In his sixth season, Johnson is a two-time Pro Bowl selection nicknamed “Megatron” from the cartoon “Transformers” because of his superhuman-like ability on the field.
Sherman changed his Twitter handle to “Optimus Prime” this week – Megatron’s nemesis in the TV show.
Last year, Johnson finished with a career-high 85 catches for 1,437 yards and 15 touchdowns. But this season he’s been “held” to 38 receptions for 592 yards – and more important – just one touchdown in six games.
Johnson has been targeted 67 times – tied for sixth most in the league.
“He’s a big dude,” Browner said. “We ain’t really worried about him being too shifty at the line of scrimmage, but he poses a challenge for the simple fact that he gets a lot of targets. He’s a great athlete. He runs a 4.3 (40-yard time). He can jump out of the gym, so it will be a fun challenge for us.”
Teams have used several different ways of shadowing Johnson, from bracketing him with a corner at the line of scrimmage and a safety over the top, to putting two defensive backs on him at the line of scrimmage and jamming him, like teams would a gunner on the punt team.
But perhaps Chicago cornerback Charles Tillman provided a blueprint for how the Seahawks might deal with the athletic Johnson.
At 6-2, Tillman is similar in stature to Sherman and Browner. He harassed Johnson all evening and contested most of his 11 targets, limiting Johnson to three catches for 34 yards in Chicago’s 13-7 win over Detroit on Monday night.
Tillman earned NFC Defensive Player of the Week honors for his effort.
Seattle players watched the Monday Night Game as a homework assignment in preparation for the Lions this week, and Sherman took notice of Tillman’s performance.
“Tillman has just played against him for a long time,” Sherman said. “He’s been playing him every year, so he’s just kind of gotten used to playing him.

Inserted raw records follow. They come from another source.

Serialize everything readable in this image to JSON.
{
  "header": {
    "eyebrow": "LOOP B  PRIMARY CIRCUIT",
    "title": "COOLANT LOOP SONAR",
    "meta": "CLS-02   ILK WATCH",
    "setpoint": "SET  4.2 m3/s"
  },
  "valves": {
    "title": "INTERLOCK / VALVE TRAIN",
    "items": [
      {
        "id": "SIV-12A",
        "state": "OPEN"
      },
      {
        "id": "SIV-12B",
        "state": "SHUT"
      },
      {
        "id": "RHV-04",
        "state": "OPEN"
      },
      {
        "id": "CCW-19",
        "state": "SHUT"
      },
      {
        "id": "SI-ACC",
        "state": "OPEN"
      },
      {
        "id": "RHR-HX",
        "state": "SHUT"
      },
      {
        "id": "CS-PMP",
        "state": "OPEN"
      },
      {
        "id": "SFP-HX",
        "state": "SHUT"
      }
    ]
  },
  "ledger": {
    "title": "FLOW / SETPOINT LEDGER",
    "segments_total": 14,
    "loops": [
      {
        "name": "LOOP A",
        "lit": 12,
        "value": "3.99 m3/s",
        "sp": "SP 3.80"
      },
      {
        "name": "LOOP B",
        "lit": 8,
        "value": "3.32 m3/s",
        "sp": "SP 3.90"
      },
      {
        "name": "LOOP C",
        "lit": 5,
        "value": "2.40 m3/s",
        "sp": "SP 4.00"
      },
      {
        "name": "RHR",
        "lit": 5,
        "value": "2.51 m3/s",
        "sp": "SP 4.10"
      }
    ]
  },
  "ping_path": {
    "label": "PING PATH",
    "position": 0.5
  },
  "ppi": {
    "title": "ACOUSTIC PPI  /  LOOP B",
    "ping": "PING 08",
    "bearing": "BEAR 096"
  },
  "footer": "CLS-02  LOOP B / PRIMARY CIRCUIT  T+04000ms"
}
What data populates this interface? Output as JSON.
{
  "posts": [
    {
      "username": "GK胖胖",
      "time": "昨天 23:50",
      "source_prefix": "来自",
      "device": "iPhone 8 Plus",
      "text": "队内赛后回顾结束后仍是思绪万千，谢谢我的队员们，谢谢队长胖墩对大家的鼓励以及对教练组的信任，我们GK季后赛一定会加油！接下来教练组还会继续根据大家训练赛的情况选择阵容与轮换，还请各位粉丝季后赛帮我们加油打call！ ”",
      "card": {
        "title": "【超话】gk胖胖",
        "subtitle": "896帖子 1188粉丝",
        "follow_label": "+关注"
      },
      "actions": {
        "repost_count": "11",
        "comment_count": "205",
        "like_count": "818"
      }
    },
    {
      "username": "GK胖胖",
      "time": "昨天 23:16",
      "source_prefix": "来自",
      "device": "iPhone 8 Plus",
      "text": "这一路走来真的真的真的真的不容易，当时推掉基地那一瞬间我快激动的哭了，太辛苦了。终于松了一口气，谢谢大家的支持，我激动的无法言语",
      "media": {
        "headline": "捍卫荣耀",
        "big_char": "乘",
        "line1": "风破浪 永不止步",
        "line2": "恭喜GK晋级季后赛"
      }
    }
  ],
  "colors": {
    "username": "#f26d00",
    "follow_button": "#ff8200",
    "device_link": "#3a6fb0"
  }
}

“But he’s a similar-sized corner as me and BB (Brandon Browner). We play a little different defense than them, so it’s not quite the blueprint, but he showed some things you can do against him.”
BALDWIN OUT WITH ANKLE SPRAIN
Carroll said Seattle’s leading receiver from last year, Doug Baldwin, has a high-ankle sprain and likely will not play in Sunday’s game at Detroit.
Baldwin did not practice Wednesday.
Baldwin has dealt with a rash of injuries this season, starting with a hamstring injury that forced him to miss most of exhibition play. Baldwin also had a shoulder injury that kept him out of the Green Bay game.
Because of the injuries, Baldwin’s numbers have suffered. He has 11 receptions for 149 yards and one touchdown in six games played.
“Unfortunately he’s going to be a couple weeks out anyway,” Carroll said. “That’s a change for us because we were just getting him going and felt like he was coming around. But we’ll get him back when we can.”
Carroll said Charly Martin and Golden Tate will fill in at slot receiver with Baldwin out.
Defensive lineman Jason Jones also did not practice Wednesday because of a sore ankle, and cornerback Byron Maxwell remains sidelined with a hamstring injury.
Outside linebacker Malcolm Smith (concussion) has been cleared, according to Carroll, and practiced Wednesday.
Carroll said he’ll take a close look at cornerback Walter Thurmond (leg) and offensive lineman John Moffitt (knee) this week to see how close they are to being able to play.
Carroll would not say if either player will figure into the equation this weekend.
Both were full participants in practice Wednesday.Eric D. Williams: 253-597-8437 firstname.lastname@example.org blog.thenewstribune.com/seahawks @eric_d_williams